Asked to critique the Staind cover, Beetle said, “They got their own version. That’s them.”
Mushok said in markets where Stern’s show is big, the band is getting a ton of requests for the song, which it usually plays a verse or two of to appease fans. Staind were so pleased with the results that they’re going to include the tune on a limited-edition version of Chapter V due out later this year along with a DVD documentary about the period leading up to the album’s release. And if you’re lucky, someday Mushok might bust out the crunching, heavy metal version he sketched out but never finished.
Just a few weeks after Staind did their thing, Stern’s people reached out to Blues Traveler when the band was coming in to promote its new album, Bastardos! But unlike Mushok, Blues Traveler guitarist Chan Kinchla, father of two, is not a frequent listener, so he was not familiar with the song.
“I’d never heard it, but we’re down to do anything with Howard, so we took an hour before the show and hashed out a few ideas,” Kinchla said of the group’s funky pop version. “We wanted to totally f— it up and not copy the song exactly.”
Since performing the song on the show, Kinchla said Blues Traveler have also been besieged with requests to play it during their shows, but the group has resisted — so far. “The chord progressions are pretty hip,” he said. “Someone knew what they were doing. I think Beetle could make this a full-time career. He should do an album, and we’ll be on the tribute album. I mean, the music’s not half bad, and his delivery is the genius of Beetle.” Richard Christie said he was not allowed to discuss the song without clearance from Stern’s agent, who did not return calls for comment.
Kinchla says that when Blues Traveler performed the song on Stern’s show they couldn’t tell if Beetle was excited about their version or not. “When you’re an artist like Beetle,” he said, “you can’t be expected to focus on what else is going on.”

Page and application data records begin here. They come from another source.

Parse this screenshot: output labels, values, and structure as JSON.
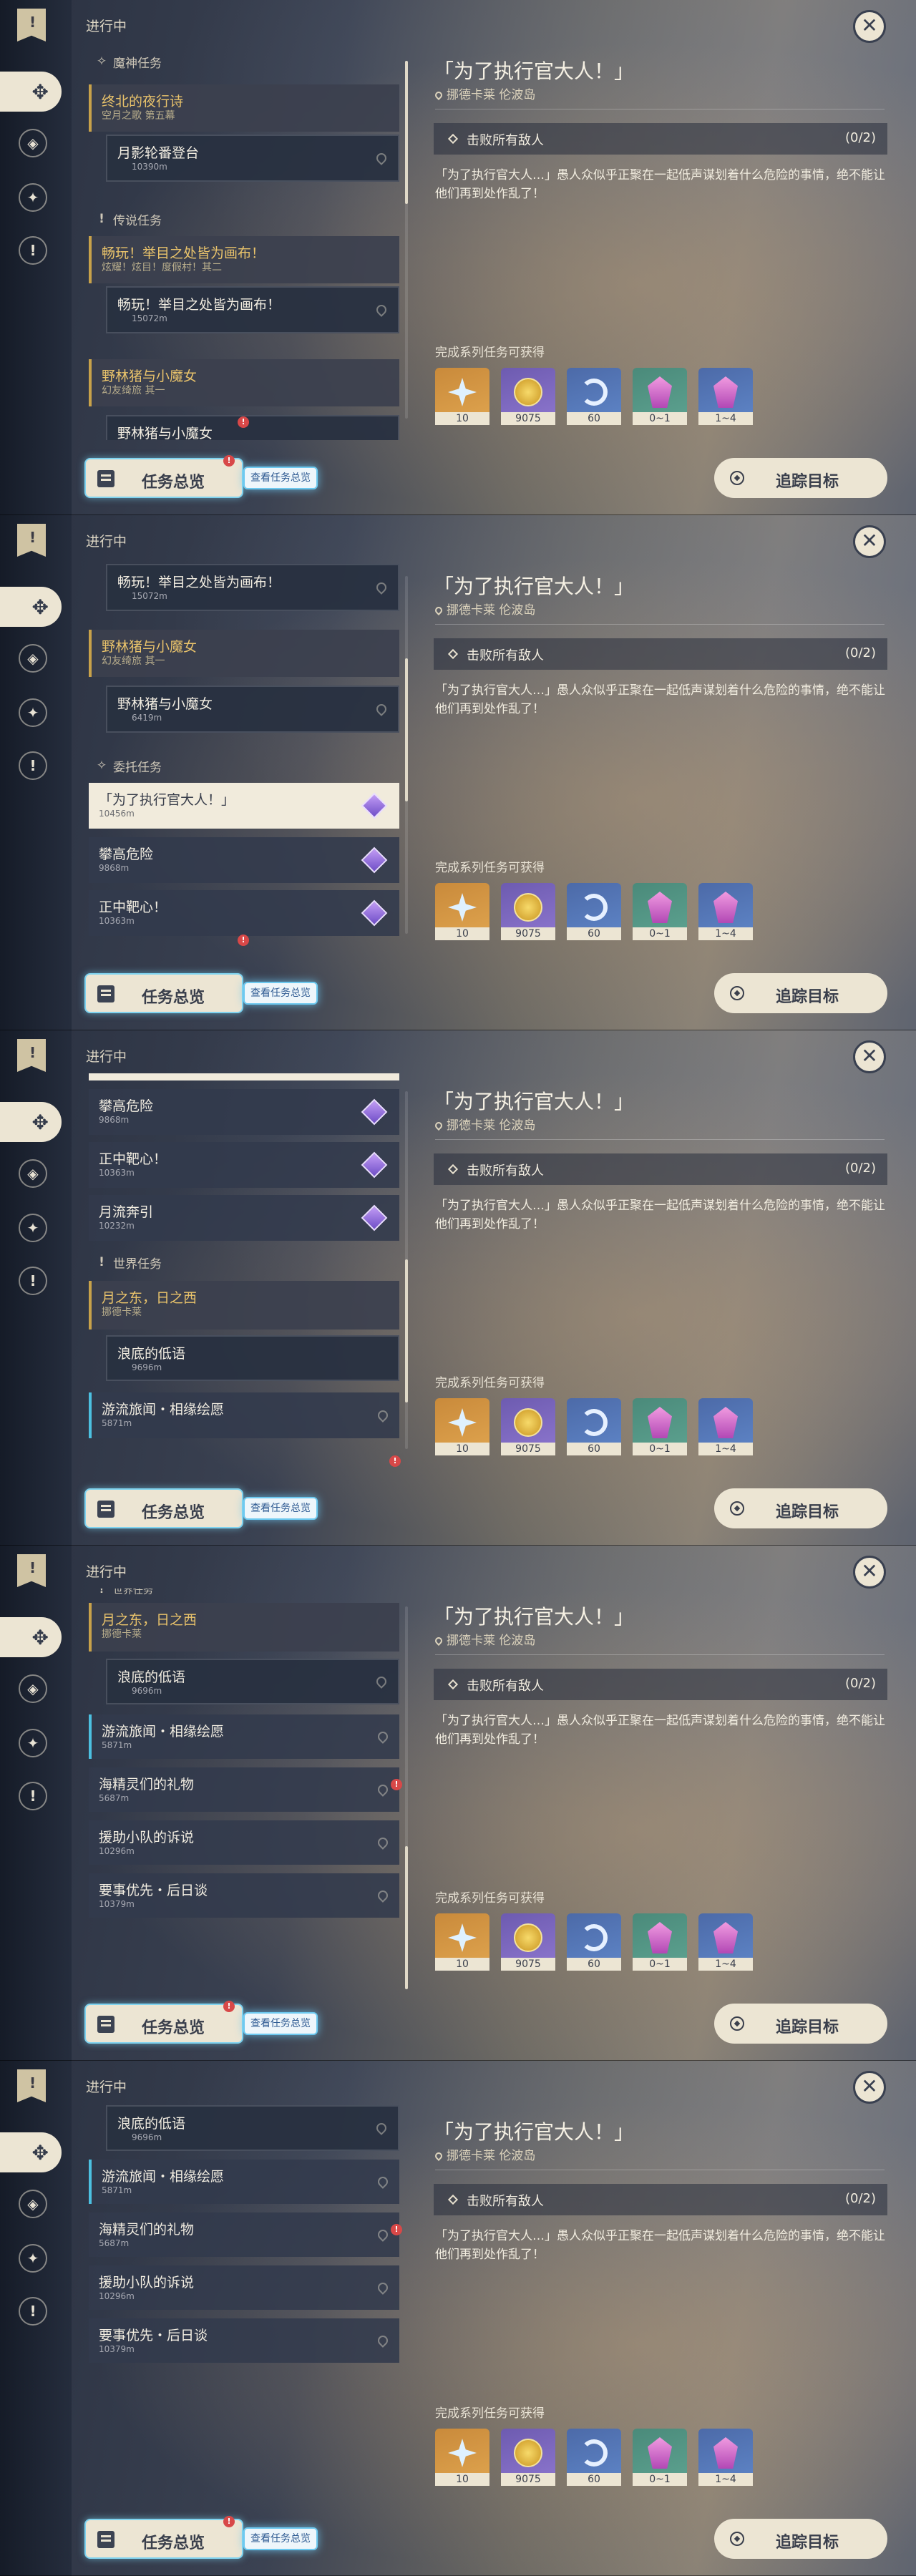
{
  "header": {
    "in_progress": "进行中",
    "rail_icons": [
      "quest-book-icon",
      "diamond-cluster-icon",
      "compass-diamond-icon",
      "star-diamond-icon",
      "exclamation-icon"
    ]
  },
  "quests": {
    "archon_category": "魔神任务",
    "archon_q1_title": "终北的夜行诗",
    "archon_q1_subtitle": "空月之歌 第五幕",
    "archon_q1_step": "月影轮番登台",
    "archon_q1_step_dist": "10390m",
    "legend_category": "传说任务",
    "legend_q1_title": "畅玩！举目之处皆为画布！",
    "legend_q1_subtitle": "炫耀！炫目！度假村！其二",
    "legend_q1_step": "畅玩！举目之处皆为画布！",
    "legend_q1_step_dist": "15072m",
    "legend_q2_title": "野林猪与小魔女",
    "legend_q2_subtitle": "幻友绮旅 其一",
    "legend_q2_step": "野林猪与小魔女",
    "legend_q2_step_dist": "6419m",
    "commission_category": "委托任务",
    "c1_title": "「为了执行官大人！」",
    "c1_dist": "10456m",
    "c2_title": "攀高危险",
    "c2_dist": "9868m",
    "c3_title": "正中靶心！",
    "c3_dist": "10363m",
    "c4_title": "月流奔引",
    "c4_dist": "10232m",
    "world_category": "世界任务",
    "w1_title": "月之东，日之西",
    "w1_subtitle": "挪德卡莱",
    "w1_step": "浪底的低语",
    "w1_step_dist": "9696m",
    "w2_title": "游流旅闻・相缘绘愿",
    "w2_dist": "5871m",
    "w3_title": "海精灵们的礼物",
    "w3_dist": "5687m",
    "w4_title": "援助小队的诉说",
    "w4_dist": "10296m",
    "w5_title": "要事优先・后日谈",
    "w5_dist": "10379m"
  },
  "detail": {
    "title": "「为了执行官大人！」",
    "location": "挪德卡莱 伦波岛",
    "objective": "击败所有敌人",
    "objective_count": "(0/2)",
    "description": "「为了执行官大人…」愚人众似乎正聚在一起低声谋划着什么危险的事情，绝不能让他们再到处作乱了！",
    "rewards_header": "完成系列任务可获得",
    "rewards": [
      {
        "icon": "primogem-icon",
        "amount": "10",
        "rarity": "5"
      },
      {
        "icon": "mora-icon",
        "amount": "9075",
        "rarity": "4"
      },
      {
        "icon": "adventure-exp-icon",
        "amount": "60",
        "rarity": "3"
      },
      {
        "icon": "crystal-ore-icon",
        "amount": "0~1",
        "rarity": "2"
      },
      {
        "icon": "crystal-cluster-icon",
        "amount": "1~4",
        "rarity": "3"
      }
    ]
  },
  "footer": {
    "overview_label": "任务总览",
    "overview_tip": "查看任务总览",
    "overview_badge": "!",
    "track_label": "追踪目标",
    "close_icon": "close-icon"
  },
  "colors": {
    "accent_gold": "#c8a24a",
    "accent_teal": "#4cc0e0",
    "commission_purple": "#8e6ad8",
    "badge_red": "#d84848"
  }
}
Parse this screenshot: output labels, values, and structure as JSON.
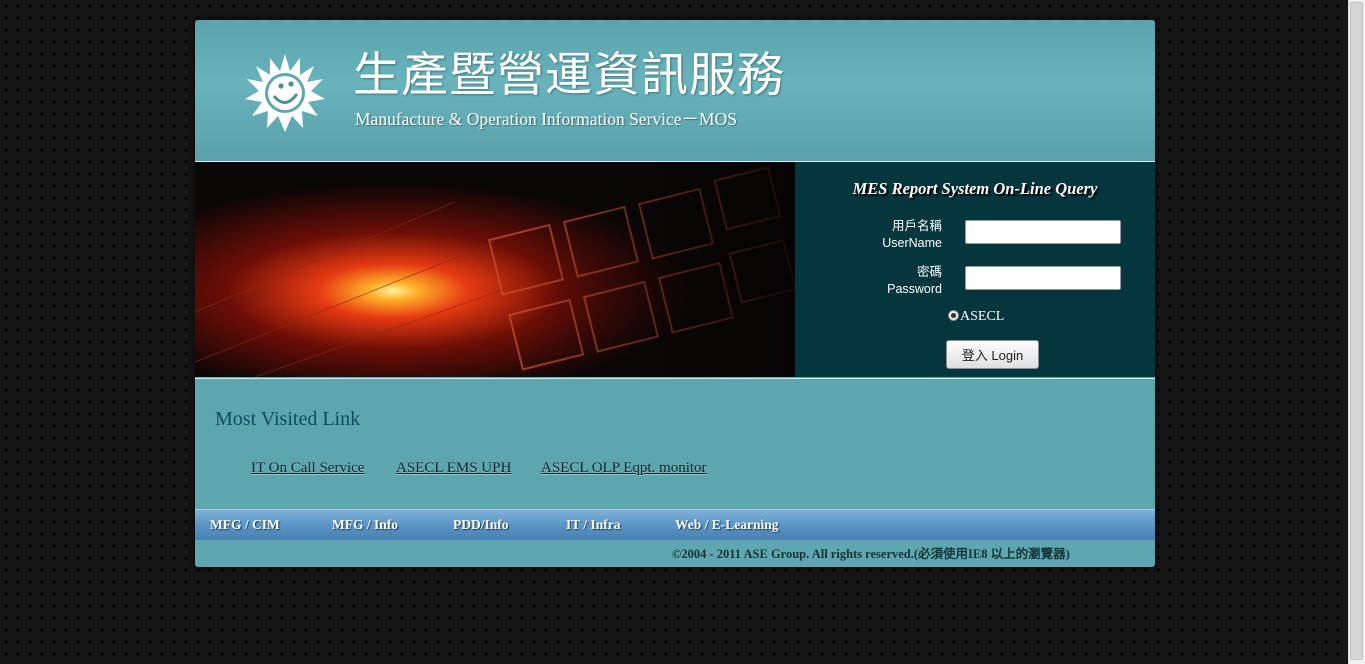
{
  "header": {
    "title_cn": "生產暨營運資訊服務",
    "title_en": "Manufacture & Operation Information Service－MOS",
    "logo_icon": "sun-smile-logo"
  },
  "banner": {
    "image": "chip-die-photo"
  },
  "login": {
    "title": "MES Report System On-Line Query",
    "username_label_cn": "用戶名稱",
    "username_label_en": "UserName",
    "username_value": "",
    "password_label_cn": "密碼",
    "password_label_en": "Password",
    "password_value": "",
    "radio_option": "ASECL",
    "radio_selected": true,
    "button_label": "登入 Login"
  },
  "links": {
    "heading": "Most Visited Link",
    "items": [
      {
        "label": "IT On Call Service"
      },
      {
        "label": "ASECL EMS UPH"
      },
      {
        "label": "ASECL OLP Eqpt. monitor"
      }
    ]
  },
  "nav": {
    "items": [
      {
        "label": "MFG / CIM"
      },
      {
        "label": "MFG / Info"
      },
      {
        "label": "PDD/Info"
      },
      {
        "label": "IT / Infra"
      },
      {
        "label": "Web / E-Learning"
      }
    ]
  },
  "footer": {
    "text": "©2004 - 2011 ASE Group. All rights reserved.(必須使用IE8 以上的瀏覽器)"
  },
  "colors": {
    "header_teal": "#5ea7b0",
    "login_panel": "#05363d",
    "nav_blue": "#5d98c9",
    "link_heading": "#0e4c5d"
  }
}
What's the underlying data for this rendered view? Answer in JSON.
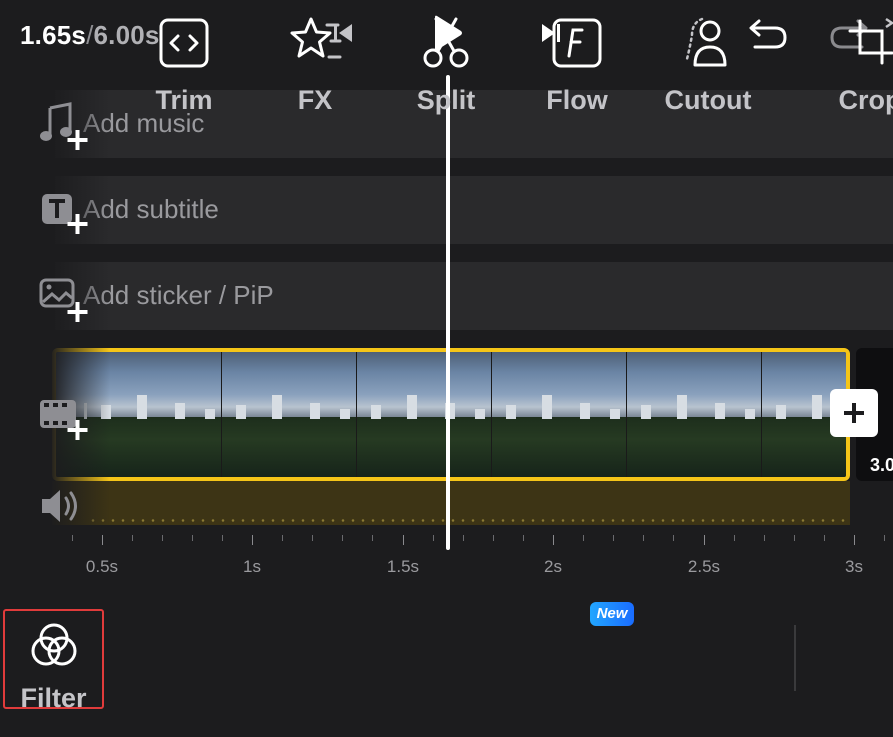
{
  "header": {
    "current_time": "1.65s",
    "separator": "/",
    "total_time": "6.00s"
  },
  "tracks": {
    "music_label": "Add music",
    "subtitle_label": "Add subtitle",
    "sticker_label": "Add sticker / PiP"
  },
  "timeline": {
    "next_clip_label": "3.0",
    "ruler_labels": [
      "0.5s",
      "1s",
      "1.5s",
      "2s",
      "2.5s",
      "3s"
    ]
  },
  "toolbar": {
    "items": [
      {
        "label": "Filter"
      },
      {
        "label": "Trim"
      },
      {
        "label": "FX"
      },
      {
        "label": "Split"
      },
      {
        "label": "Flow"
      },
      {
        "label": "Cutout"
      },
      {
        "label": "Crop"
      }
    ],
    "new_badge": "New",
    "selected": "Filter"
  },
  "colors": {
    "accent_yellow": "#f5c518",
    "selection_red": "#e03b3b",
    "background": "#1c1c1e",
    "badge_blue": "#1a6cff"
  }
}
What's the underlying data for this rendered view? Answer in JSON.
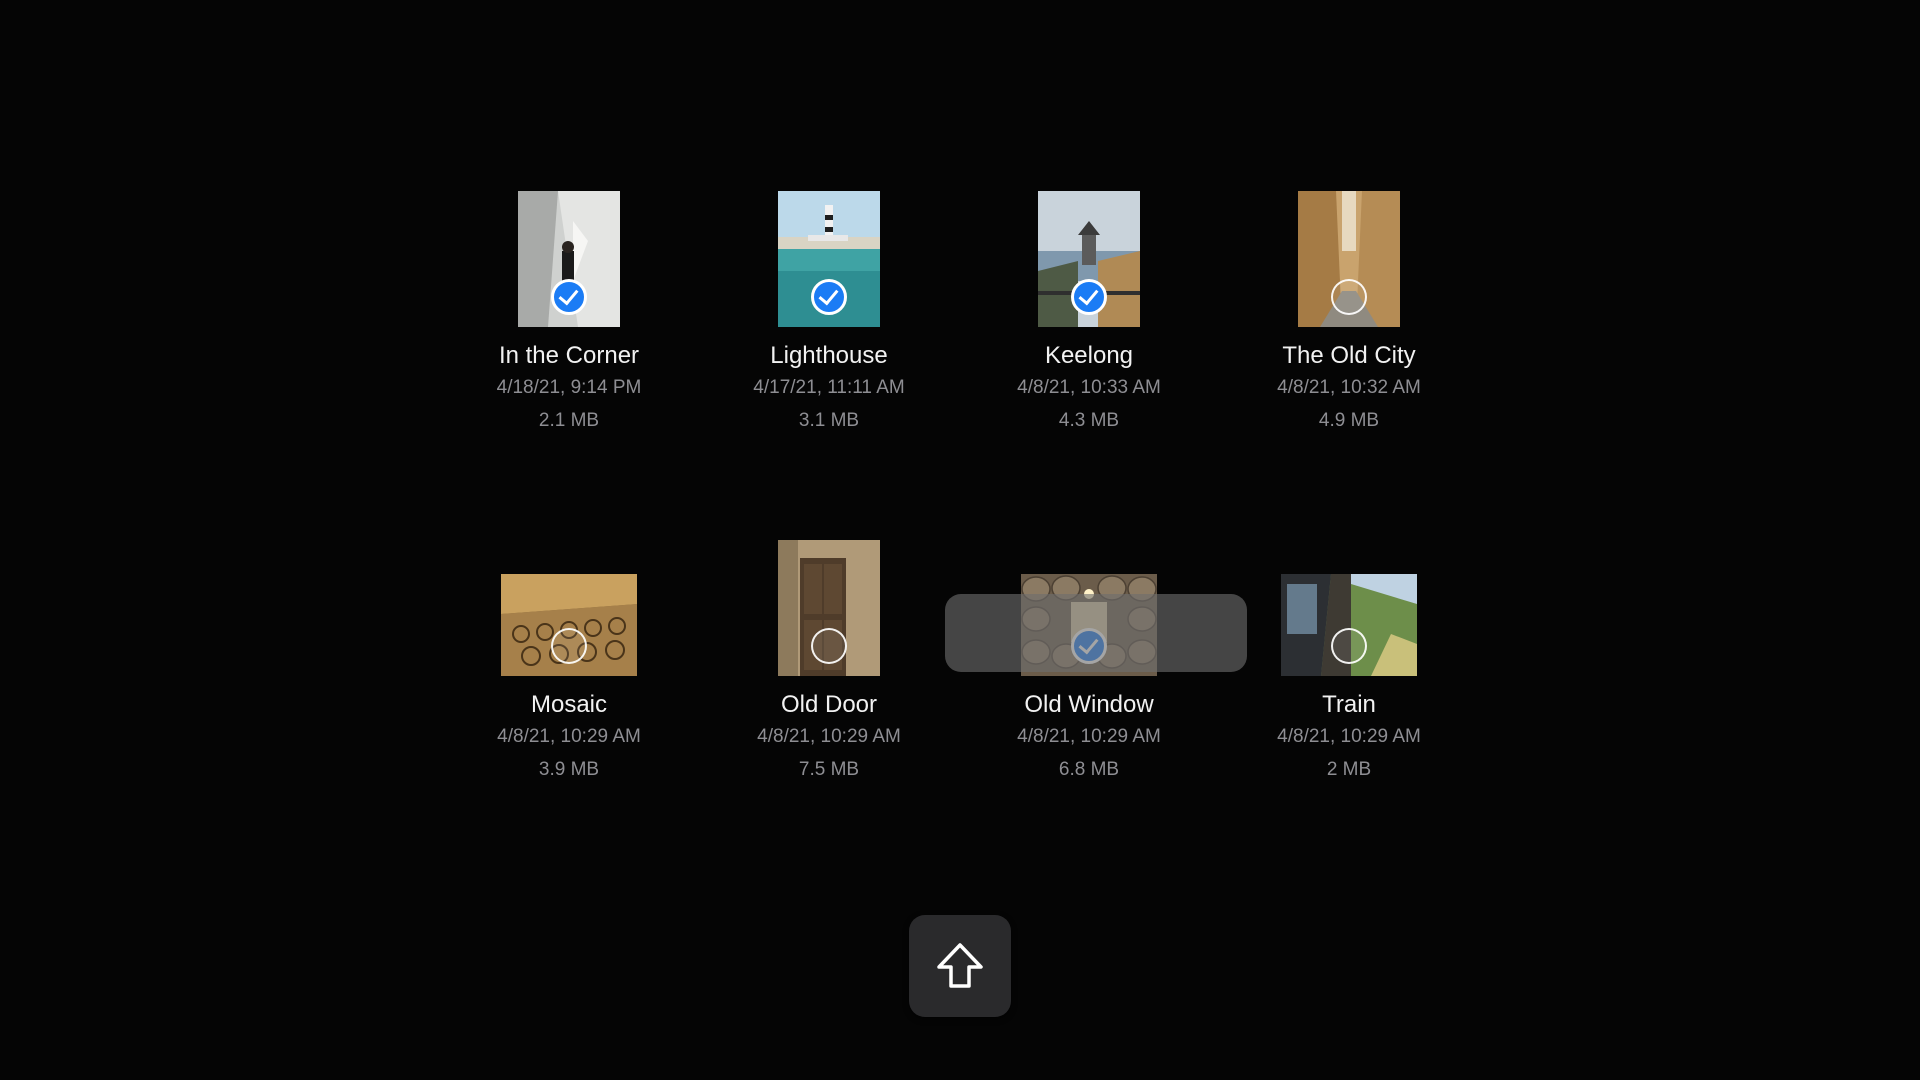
{
  "files": [
    {
      "name": "In the Corner",
      "date": "4/18/21, 9:14 PM",
      "size": "2.1 MB",
      "selected": true,
      "orientation": "portrait"
    },
    {
      "name": "Lighthouse",
      "date": "4/17/21, 11:11 AM",
      "size": "3.1 MB",
      "selected": true,
      "orientation": "portrait"
    },
    {
      "name": "Keelong",
      "date": "4/8/21, 10:33 AM",
      "size": "4.3 MB",
      "selected": true,
      "orientation": "portrait"
    },
    {
      "name": "The Old City",
      "date": "4/8/21, 10:32 AM",
      "size": "4.9 MB",
      "selected": false,
      "orientation": "portrait"
    },
    {
      "name": "Mosaic",
      "date": "4/8/21, 10:29 AM",
      "size": "3.9 MB",
      "selected": false,
      "orientation": "landscape"
    },
    {
      "name": "Old Door",
      "date": "4/8/21, 10:29 AM",
      "size": "7.5 MB",
      "selected": false,
      "orientation": "portrait"
    },
    {
      "name": "Old Window",
      "date": "4/8/21, 10:29 AM",
      "size": "6.8 MB",
      "selected": true,
      "orientation": "landscape"
    },
    {
      "name": "Train",
      "date": "4/8/21, 10:29 AM",
      "size": "2 MB",
      "selected": false,
      "orientation": "landscape"
    }
  ],
  "share_button": {
    "icon": "share-up-arrow-icon"
  },
  "colors": {
    "background": "#050505",
    "selection_blue": "#1b7cf5",
    "meta_text": "#8e8e93"
  }
}
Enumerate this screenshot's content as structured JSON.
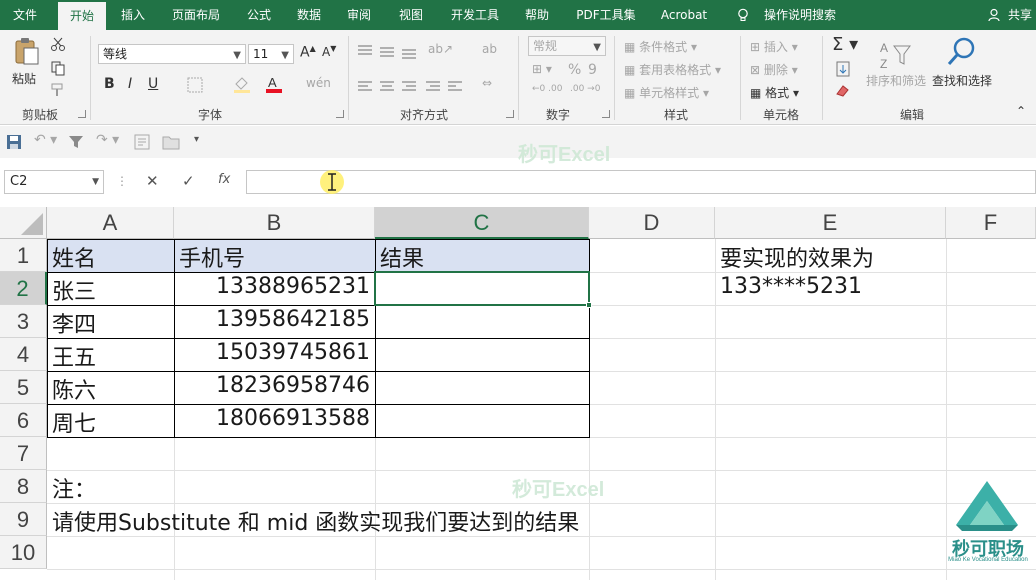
{
  "tabs": [
    "文件",
    "开始",
    "插入",
    "页面布局",
    "公式",
    "数据",
    "审阅",
    "视图",
    "开发工具",
    "帮助",
    "PDF工具集",
    "Acrobat",
    "操作说明搜索"
  ],
  "share": "共享",
  "ribbon": {
    "paste": "粘贴",
    "clipboard": "剪贴板",
    "font_name": "等线",
    "font_size": "11",
    "font_group": "字体",
    "align_group": "对齐方式",
    "number_format": "常规",
    "number_group": "数字",
    "cond_format": "条件格式",
    "table_format": "套用表格格式",
    "cell_style": "单元格样式",
    "styles_group": "样式",
    "insert": "插入",
    "delete": "删除",
    "format": "格式",
    "cells_group": "单元格",
    "sort_filter": "排序和筛选",
    "find_select": "查找和选择",
    "edit_group": "编辑",
    "colors": {
      "font_red": "#e81123",
      "ribbon_green": "#217346"
    }
  },
  "formula_bar": {
    "name_box": "C2",
    "formula": ""
  },
  "watermark": "秒可Excel",
  "logo": {
    "text": "秒可职场",
    "sub": "Miao Ke Vocational Education"
  },
  "sheet": {
    "columns": [
      "A",
      "B",
      "C",
      "D",
      "E",
      "F"
    ],
    "rows": [
      "1",
      "2",
      "3",
      "4",
      "5",
      "6",
      "7",
      "8",
      "9",
      "10"
    ],
    "header": {
      "a": "姓名",
      "b": "手机号",
      "c": "结果"
    },
    "data": [
      {
        "name": "张三",
        "phone": "13388965231"
      },
      {
        "name": "李四",
        "phone": "13958642185"
      },
      {
        "name": "王五",
        "phone": "15039745861"
      },
      {
        "name": "陈六",
        "phone": "18236958746"
      },
      {
        "name": "周七",
        "phone": "18066913588"
      }
    ],
    "e1": "要实现的效果为",
    "e2": "133****5231",
    "a8": "注：",
    "a9": "请使用Substitute 和 mid 函数实现我们要达到的结果"
  }
}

Despite the fact that he was in the studio the day BT performed his autobiographical ditty, Beetle said he was unaware of it. “Blues Traveler version? Never heard it,” said Beetle. “I wish I would put out a record, but I don’t know about that.” With a second, more psychedelic song under his belt called “I Don’t Know,” which features guitar from Mountain’s Leslie West, though, Beetle is quickly building a catalog of tunes.
He’s recently jammed with the Smut Peddlers and performed with the rap duo Minlus & McCracken, and he said he listens to a lot of music. But, sadly, even though he is secure about his talent, he said he wasn’t sure about putting out a full-length album. “Money? Yeah I own it. I do all the singing I want,” he said. “If you would insist, yeah, I put out a record. I don’t care what they call it. Do I look like I care?”